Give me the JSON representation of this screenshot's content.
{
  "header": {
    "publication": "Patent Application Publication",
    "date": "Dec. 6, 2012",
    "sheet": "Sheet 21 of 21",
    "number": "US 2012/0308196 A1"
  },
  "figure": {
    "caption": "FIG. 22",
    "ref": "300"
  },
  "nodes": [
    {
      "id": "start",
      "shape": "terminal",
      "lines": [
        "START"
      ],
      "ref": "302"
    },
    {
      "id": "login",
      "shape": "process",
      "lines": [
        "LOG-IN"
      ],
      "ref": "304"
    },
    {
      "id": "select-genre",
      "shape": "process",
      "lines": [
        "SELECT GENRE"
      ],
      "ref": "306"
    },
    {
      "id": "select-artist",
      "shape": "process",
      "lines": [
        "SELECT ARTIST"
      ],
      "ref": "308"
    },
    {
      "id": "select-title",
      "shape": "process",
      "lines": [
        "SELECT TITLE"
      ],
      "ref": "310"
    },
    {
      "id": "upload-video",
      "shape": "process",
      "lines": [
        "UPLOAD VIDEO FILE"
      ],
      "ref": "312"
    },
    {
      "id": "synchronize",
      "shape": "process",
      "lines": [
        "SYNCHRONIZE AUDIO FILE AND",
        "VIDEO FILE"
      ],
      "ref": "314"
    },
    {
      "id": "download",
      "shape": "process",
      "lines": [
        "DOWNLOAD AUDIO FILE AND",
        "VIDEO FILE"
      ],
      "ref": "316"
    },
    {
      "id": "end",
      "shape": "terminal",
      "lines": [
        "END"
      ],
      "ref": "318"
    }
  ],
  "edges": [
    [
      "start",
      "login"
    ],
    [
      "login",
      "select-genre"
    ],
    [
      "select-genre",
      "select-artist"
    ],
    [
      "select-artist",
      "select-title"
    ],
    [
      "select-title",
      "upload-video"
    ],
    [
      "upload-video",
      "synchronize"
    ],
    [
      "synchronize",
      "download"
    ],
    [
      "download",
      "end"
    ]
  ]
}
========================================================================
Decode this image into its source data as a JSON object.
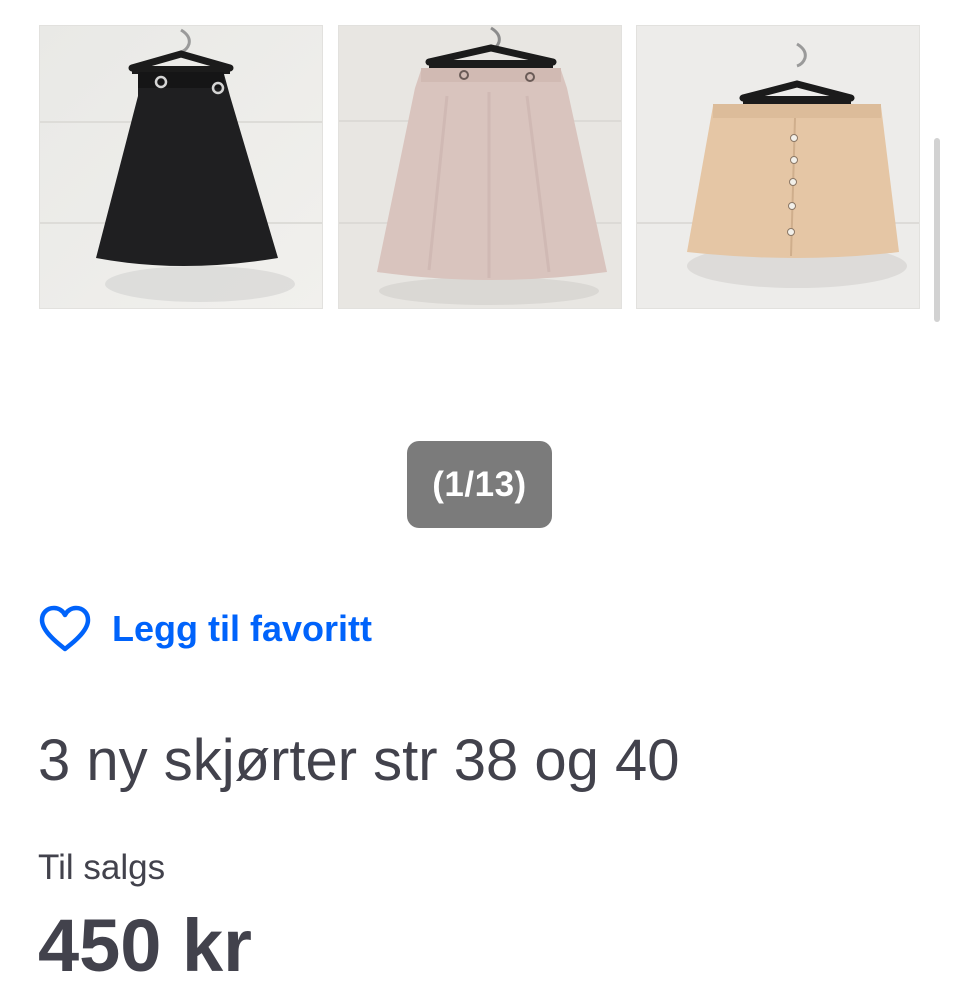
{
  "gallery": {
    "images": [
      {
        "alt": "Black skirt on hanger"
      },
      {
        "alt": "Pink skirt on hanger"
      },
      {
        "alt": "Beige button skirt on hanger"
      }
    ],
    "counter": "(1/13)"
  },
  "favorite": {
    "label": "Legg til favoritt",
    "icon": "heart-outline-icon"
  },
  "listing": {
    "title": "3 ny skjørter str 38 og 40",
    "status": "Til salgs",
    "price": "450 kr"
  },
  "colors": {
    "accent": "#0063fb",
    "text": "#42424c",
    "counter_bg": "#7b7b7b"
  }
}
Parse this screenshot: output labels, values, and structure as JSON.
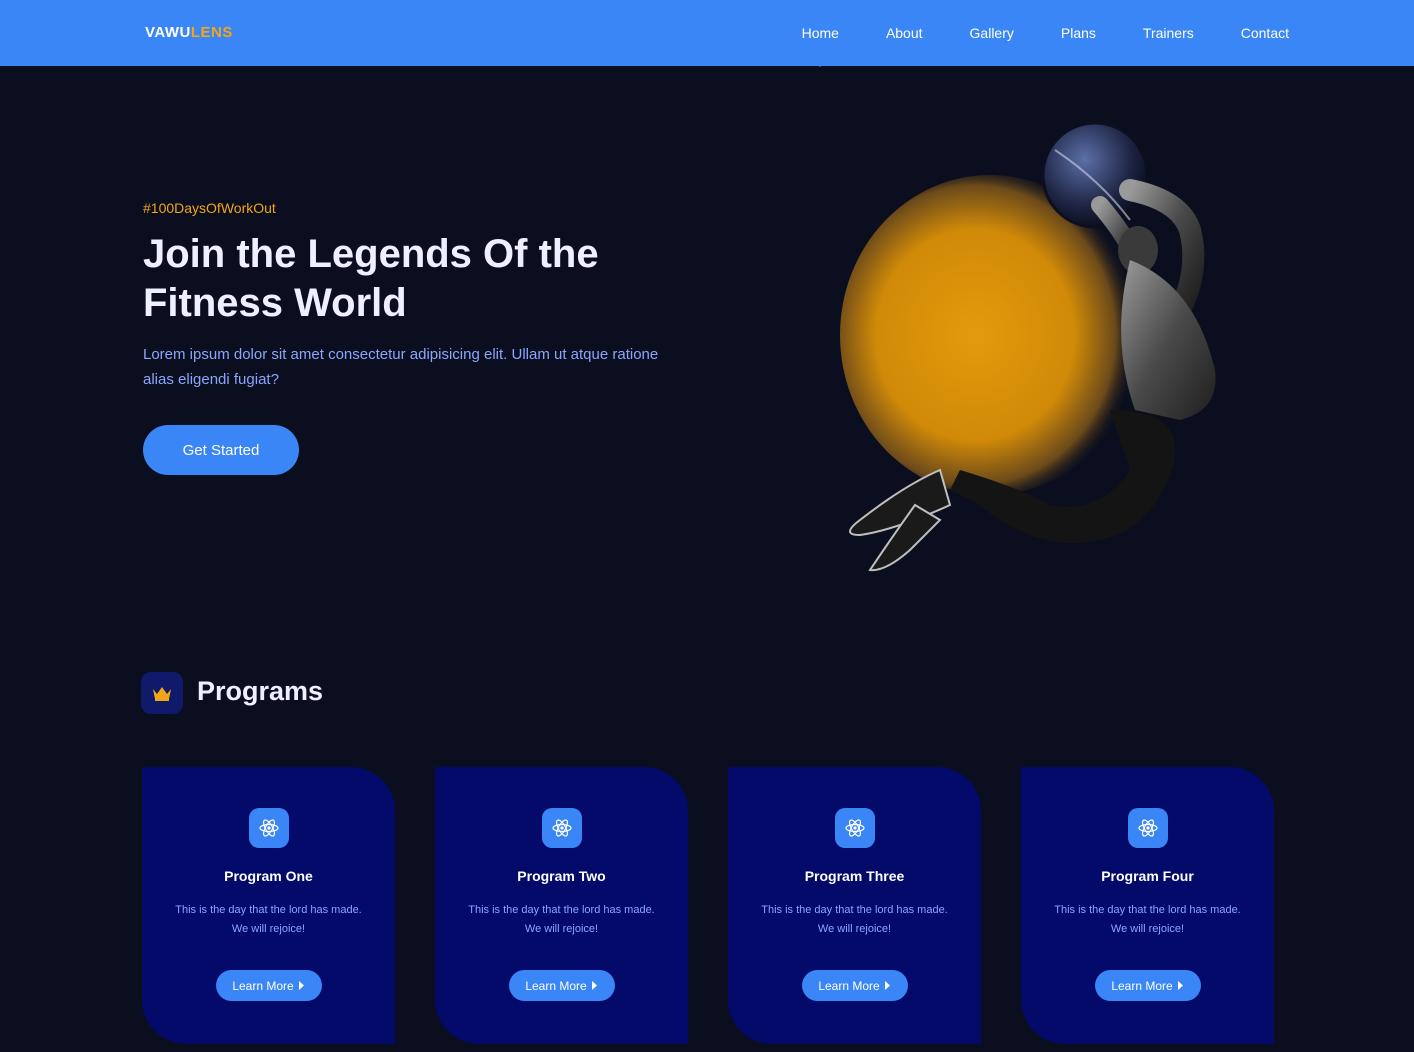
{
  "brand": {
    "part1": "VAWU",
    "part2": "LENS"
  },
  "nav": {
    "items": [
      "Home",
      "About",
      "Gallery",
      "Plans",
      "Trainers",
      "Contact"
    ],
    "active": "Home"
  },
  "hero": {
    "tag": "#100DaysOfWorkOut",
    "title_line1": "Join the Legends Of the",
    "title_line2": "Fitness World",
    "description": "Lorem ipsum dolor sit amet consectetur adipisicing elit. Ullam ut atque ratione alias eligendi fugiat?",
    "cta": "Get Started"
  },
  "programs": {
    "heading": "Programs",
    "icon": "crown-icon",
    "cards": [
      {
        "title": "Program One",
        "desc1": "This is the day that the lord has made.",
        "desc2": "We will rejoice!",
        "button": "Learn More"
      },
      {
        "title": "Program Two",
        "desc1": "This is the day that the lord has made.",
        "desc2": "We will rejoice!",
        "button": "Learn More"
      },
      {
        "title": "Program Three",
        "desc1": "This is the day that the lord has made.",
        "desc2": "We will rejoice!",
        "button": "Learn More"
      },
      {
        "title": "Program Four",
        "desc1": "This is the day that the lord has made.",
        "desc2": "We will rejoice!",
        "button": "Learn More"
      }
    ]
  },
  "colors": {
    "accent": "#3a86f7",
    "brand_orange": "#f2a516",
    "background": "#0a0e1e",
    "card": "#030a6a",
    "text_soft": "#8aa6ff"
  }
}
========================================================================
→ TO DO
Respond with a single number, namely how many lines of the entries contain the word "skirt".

→ ANSWER TO THIS TASK
3